Try it: Repeat every entry exactly as given.

(Element data from apps and pages)
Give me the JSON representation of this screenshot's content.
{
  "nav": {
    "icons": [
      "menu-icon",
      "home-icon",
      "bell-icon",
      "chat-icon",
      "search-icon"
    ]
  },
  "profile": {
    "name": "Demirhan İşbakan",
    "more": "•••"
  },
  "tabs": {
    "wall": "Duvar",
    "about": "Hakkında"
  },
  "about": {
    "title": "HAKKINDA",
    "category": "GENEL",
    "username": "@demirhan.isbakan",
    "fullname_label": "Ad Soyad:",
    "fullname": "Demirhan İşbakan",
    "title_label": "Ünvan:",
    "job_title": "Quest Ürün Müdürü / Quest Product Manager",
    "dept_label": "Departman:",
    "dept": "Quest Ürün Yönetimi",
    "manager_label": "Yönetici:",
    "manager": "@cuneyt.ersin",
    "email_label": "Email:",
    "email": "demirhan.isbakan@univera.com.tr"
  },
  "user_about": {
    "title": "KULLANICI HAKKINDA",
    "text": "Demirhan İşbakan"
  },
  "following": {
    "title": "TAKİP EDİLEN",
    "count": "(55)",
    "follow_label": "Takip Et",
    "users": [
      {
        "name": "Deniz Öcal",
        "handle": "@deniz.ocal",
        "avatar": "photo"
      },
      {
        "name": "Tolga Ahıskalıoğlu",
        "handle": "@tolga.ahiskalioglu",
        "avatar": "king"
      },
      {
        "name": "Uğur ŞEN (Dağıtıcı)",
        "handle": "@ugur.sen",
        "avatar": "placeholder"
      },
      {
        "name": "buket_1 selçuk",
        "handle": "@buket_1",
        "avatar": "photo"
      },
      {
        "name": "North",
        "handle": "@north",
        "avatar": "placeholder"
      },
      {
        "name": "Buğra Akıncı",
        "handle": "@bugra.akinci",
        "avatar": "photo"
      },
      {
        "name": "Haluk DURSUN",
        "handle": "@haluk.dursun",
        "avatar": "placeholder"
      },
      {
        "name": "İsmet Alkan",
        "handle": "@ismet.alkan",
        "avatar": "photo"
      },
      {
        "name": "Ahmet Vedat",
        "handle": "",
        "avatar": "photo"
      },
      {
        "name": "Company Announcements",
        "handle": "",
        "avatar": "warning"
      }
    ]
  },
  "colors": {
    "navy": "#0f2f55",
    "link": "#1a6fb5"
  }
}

Response below:
Give me the JSON representation of this screenshot's content.
{
  "nav": {
    "icons": [
      "menu-icon",
      "home-icon",
      "bell-icon",
      "chat-icon",
      "search-icon"
    ]
  },
  "profile": {
    "name": "Demirhan İşbakan",
    "more": "•••"
  },
  "tabs": {
    "wall": "Duvar",
    "about": "Hakkında"
  },
  "about": {
    "title": "HAKKINDA",
    "category": "GENEL",
    "username": "@demirhan.isbakan",
    "fullname_label": "Ad Soyad:",
    "fullname": "Demirhan İşbakan",
    "title_label": "Ünvan:",
    "job_title": "Quest Ürün Müdürü / Quest Product Manager",
    "dept_label": "Departman:",
    "dept": "Quest Ürün Yönetimi",
    "manager_label": "Yönetici:",
    "manager": "@cuneyt.ersin",
    "email_label": "Email:",
    "email": "demirhan.isbakan@univera.com.tr"
  },
  "user_about": {
    "title": "KULLANICI HAKKINDA",
    "text": "Demirhan İşbakan"
  },
  "following": {
    "title": "TAKİP EDİLEN",
    "count": "(55)",
    "follow_label": "Takip Et",
    "users": [
      {
        "name": "Deniz Öcal",
        "handle": "@deniz.ocal",
        "avatar": "photo"
      },
      {
        "name": "Tolga Ahıskalıoğlu",
        "handle": "@tolga.ahiskalioglu",
        "avatar": "king"
      },
      {
        "name": "Uğur ŞEN (Dağıtıcı)",
        "handle": "@ugur.sen",
        "avatar": "placeholder"
      },
      {
        "name": "buket_1 selçuk",
        "handle": "@buket_1",
        "avatar": "photo"
      },
      {
        "name": "North",
        "handle": "@north",
        "avatar": "placeholder"
      },
      {
        "name": "Buğra Akıncı",
        "handle": "@bugra.akinci",
        "avatar": "photo"
      },
      {
        "name": "Haluk DURSUN",
        "handle": "@haluk.dursun",
        "avatar": "placeholder"
      },
      {
        "name": "İsmet Alkan",
        "handle": "@ismet.alkan",
        "avatar": "photo"
      },
      {
        "name": "Ahmet Vedat",
        "handle": "",
        "avatar": "photo"
      },
      {
        "name": "Company Announcements",
        "handle": "",
        "avatar": "warning"
      }
    ]
  },
  "colors": {
    "navy": "#0f2f55",
    "link": "#1a6fb5"
  }
}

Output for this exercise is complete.